▶ [WORK INSTRUCTION] Set down the data again word for word. Skip any pictures.
________
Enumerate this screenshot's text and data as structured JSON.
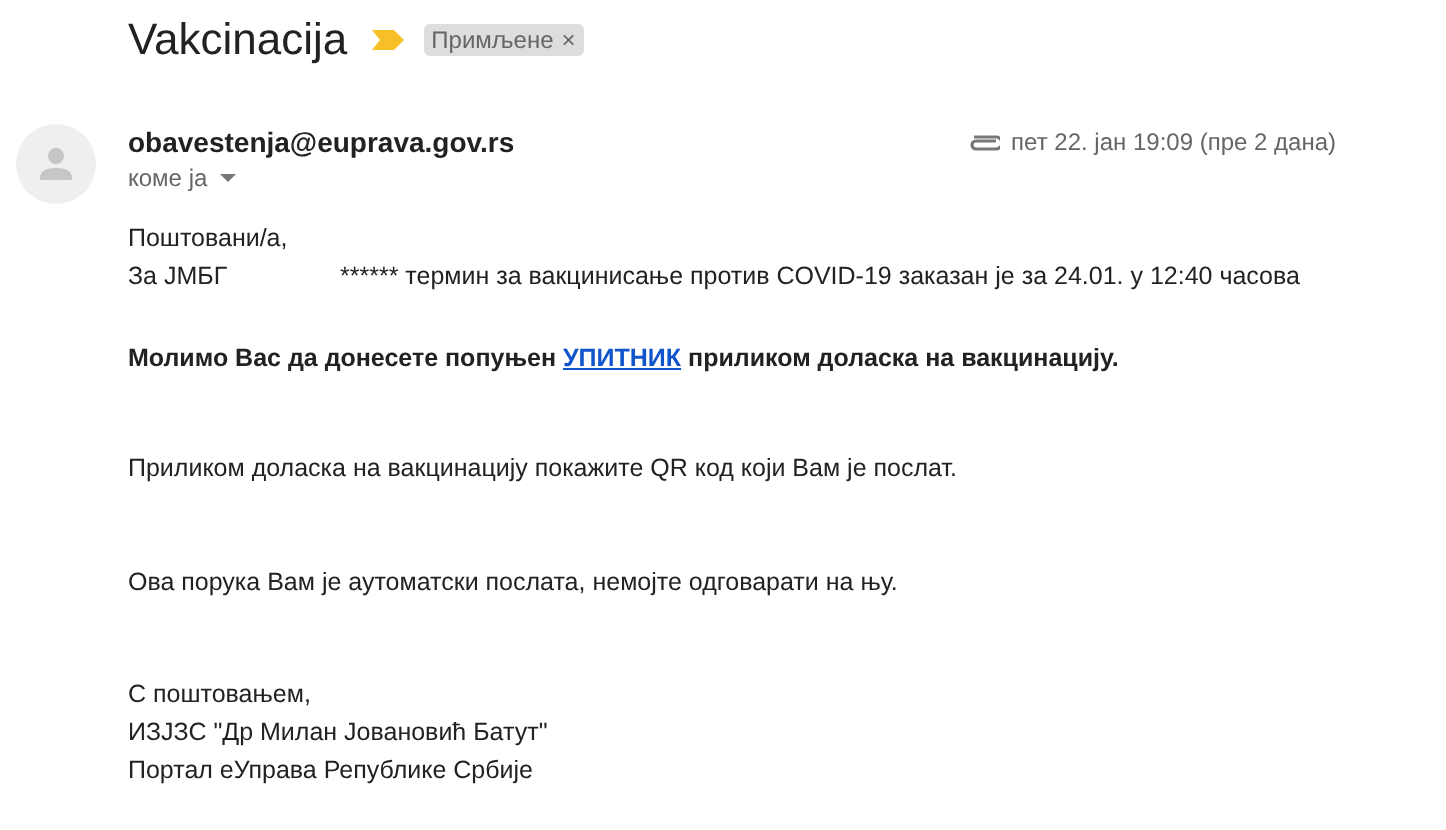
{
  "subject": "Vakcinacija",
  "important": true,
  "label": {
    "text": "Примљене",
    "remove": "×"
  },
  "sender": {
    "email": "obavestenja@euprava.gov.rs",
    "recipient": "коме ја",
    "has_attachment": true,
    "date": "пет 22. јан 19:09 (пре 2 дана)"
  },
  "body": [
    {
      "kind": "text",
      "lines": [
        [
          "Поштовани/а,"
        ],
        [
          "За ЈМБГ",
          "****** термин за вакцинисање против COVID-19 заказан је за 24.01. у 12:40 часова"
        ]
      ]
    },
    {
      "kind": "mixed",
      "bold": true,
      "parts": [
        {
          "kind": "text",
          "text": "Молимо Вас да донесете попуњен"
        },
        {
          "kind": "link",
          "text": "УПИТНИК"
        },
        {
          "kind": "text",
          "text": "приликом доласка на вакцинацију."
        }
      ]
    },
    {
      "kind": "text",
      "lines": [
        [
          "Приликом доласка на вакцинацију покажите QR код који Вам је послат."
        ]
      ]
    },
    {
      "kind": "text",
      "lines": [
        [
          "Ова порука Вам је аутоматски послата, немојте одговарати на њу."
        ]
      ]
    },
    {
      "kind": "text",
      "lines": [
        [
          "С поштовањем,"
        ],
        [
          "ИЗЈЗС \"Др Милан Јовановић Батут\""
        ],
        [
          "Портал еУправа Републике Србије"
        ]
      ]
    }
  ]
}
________
▶ [ANSWER TO THIS PROBLEM]
Enumerate this screenshot's text and data as structured JSON.
{
  "subject": "Vakcinacija",
  "important": true,
  "label": {
    "text": "Примљене",
    "remove": "×"
  },
  "sender": {
    "email": "obavestenja@euprava.gov.rs",
    "recipient": "коме ја",
    "has_attachment": true,
    "date": "пет 22. јан 19:09 (пре 2 дана)"
  },
  "body": [
    {
      "kind": "text",
      "lines": [
        [
          "Поштовани/а,"
        ],
        [
          "За ЈМБГ",
          "****** термин за вакцинисање против COVID-19 заказан је за 24.01. у 12:40 часова"
        ]
      ]
    },
    {
      "kind": "mixed",
      "bold": true,
      "parts": [
        {
          "kind": "text",
          "text": "Молимо Вас да донесете попуњен"
        },
        {
          "kind": "link",
          "text": "УПИТНИК"
        },
        {
          "kind": "text",
          "text": "приликом доласка на вакцинацију."
        }
      ]
    },
    {
      "kind": "text",
      "lines": [
        [
          "Приликом доласка на вакцинацију покажите QR код који Вам је послат."
        ]
      ]
    },
    {
      "kind": "text",
      "lines": [
        [
          "Ова порука Вам је аутоматски послата, немојте одговарати на њу."
        ]
      ]
    },
    {
      "kind": "text",
      "lines": [
        [
          "С поштовањем,"
        ],
        [
          "ИЗЈЗС \"Др Милан Јовановић Батут\""
        ],
        [
          "Портал еУправа Републике Србије"
        ]
      ]
    }
  ]
}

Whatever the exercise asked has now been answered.